LONDON (Reuters) - European capitals will be picking through what the U.S. midterm congressional elections mean for them today, as Donald Trump's Republicans consolidated their hold on the Senate but Democrats won control of the House of Representatives.
Indeed there may be fears that the greater resistance he will now face on domestic policy, together with a higher level of scrutiny on everything from his tax returns to allegations of his 2016 campaign links to Russia, could make him yet more pugilistic on international issues.
Since they must still work with a Republican-controlled Senate to pass any bills, the Democratic majority’s greatest influence will be oversight, the ability to call hearings and, if necessary, subpoena witnesses, as they lead committees such as Foreign Affairs as well as Armed Services and Intelligence.
A Democratic-led House will also push to punish Russia for interference in U.S. elections and activities including its aggression in Ukraine and involvement in the Syrian civil war.
But on other issues, they will be more constrained: Democrats were infuriated by Trump's withdrawal from the international nuclear deal with Iran but there is little they can do to change the policy as long as Republicans occupy the White House. In the meantime, the euro rose on the result and European blue chips are pegged higher.
Is Theresa May's Brexit gameplan finally becoming clearer? The BBC is reporting that she has scheduled a speech on Nov. 19 that will declare she has delivered on the referendum with a deal which brings the country back together.
This timeline would certainly fit with the Nov. 21 date by which Brexit Minister Dominic Raab told a parliamentary committee he should be in a position to brief them on a finalised deal; it would also give May a couple of weeks to ensure maximum presentational impact to dissuade hard Brexiters from a rebellion.
Nonetheless, Downing Street has dismissed the report that cites a document entitled “Brexit Communications Grid Summary”, insisting the “childish” language used in the document “should be enough to make clear it doesn’t represent the government’s thinking.”
MARKETS AT 0755 GMT
No huge surprises for world markets from the U.S. midterm elections. Pollsters proved to be largely correct about the outcome, with Democrats taking control of the House of Representatives but not the Senate and likely to frustrate at least some of President’s Trump’s agenda over the next two years.
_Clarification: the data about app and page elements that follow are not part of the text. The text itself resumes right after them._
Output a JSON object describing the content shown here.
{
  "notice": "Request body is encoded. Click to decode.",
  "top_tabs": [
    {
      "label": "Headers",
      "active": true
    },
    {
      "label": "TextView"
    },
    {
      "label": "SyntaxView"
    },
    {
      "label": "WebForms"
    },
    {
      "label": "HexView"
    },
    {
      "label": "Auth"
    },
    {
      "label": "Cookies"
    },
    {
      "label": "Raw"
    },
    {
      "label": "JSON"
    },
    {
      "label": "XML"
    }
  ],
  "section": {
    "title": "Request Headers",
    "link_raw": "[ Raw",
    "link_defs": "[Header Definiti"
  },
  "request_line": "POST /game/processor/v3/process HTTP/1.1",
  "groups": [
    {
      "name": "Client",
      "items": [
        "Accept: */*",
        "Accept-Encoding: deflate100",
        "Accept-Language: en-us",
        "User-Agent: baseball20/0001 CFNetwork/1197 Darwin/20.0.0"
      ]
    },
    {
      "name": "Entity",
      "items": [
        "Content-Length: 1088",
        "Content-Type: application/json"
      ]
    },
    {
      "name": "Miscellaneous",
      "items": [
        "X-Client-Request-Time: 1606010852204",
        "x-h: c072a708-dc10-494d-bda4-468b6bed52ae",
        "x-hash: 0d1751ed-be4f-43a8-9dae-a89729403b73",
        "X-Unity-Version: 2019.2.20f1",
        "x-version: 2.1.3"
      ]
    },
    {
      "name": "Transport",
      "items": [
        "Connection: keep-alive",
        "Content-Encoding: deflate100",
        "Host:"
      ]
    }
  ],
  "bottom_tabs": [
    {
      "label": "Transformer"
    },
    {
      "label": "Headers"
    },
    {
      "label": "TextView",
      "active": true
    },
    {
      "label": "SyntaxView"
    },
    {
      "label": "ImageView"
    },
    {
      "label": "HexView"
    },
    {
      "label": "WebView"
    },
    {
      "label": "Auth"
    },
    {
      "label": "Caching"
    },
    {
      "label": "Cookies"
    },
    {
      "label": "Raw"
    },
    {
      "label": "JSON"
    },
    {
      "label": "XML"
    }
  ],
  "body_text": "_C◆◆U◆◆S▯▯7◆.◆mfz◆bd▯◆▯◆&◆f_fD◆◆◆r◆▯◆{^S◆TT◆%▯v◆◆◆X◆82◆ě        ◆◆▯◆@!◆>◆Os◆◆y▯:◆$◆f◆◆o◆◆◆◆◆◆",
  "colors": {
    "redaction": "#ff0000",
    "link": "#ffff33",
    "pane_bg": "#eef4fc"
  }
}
The biggest mover was a rally in U.S. Treasury bonds in a week of heavy new debt supply, with speculation about yet another fiscal boost much reduced with the new ‘gridlock’ setting in Congress. Ten-year yields fell to 3.17 percent from a high of 3.25 percent at one point overnight.
Expectations that a Democrat-run Congress will balk at another major tax cut programme, whatever its stance on an infrastructure spending plan, will also ease pressure on the Federal Reserve to keep tightening beyond next year. The 2-10-year Treasury yield curve, a measure of future growth expectations, flattened slightly to less than 27 basis points.
The dollar slipped back against the major currencies as a result, falling against the euro, yen and sterling and its DXY index was down to its lowest in two weeks.
What the outcome means for Trump’s trade protectionist push is less clear and most feel it will not shift policy much there - partly because the White House has tariff-setting powers independent of Congress and partly because there are many trade hawks in the Democrat ranks also.
For emerging market currencies, the picture was split, with the dollar’s retreat playing out against India’s rupee and Indonesia’s rupee - though the greenback gained against China’s yuan and South Korea’s won. Possibly explaining differing fallout from the trade war and Fed/bond implications.
Chinese, Japanese and other major Asian stock markets were in the red, though with losses of less than 1 percent. The combination of all of the above has left U.S. equity markets a bit flat. The S&P500 closed higher on Tuesday ahead of the results, but futures markets are little changed overnight – marginally in the black. European equity markets opened higher.
— A look at the day ahead from European Economics and Politics Editor Mark John and EMEA markets editor Mike Dolan. The views expressed are their own —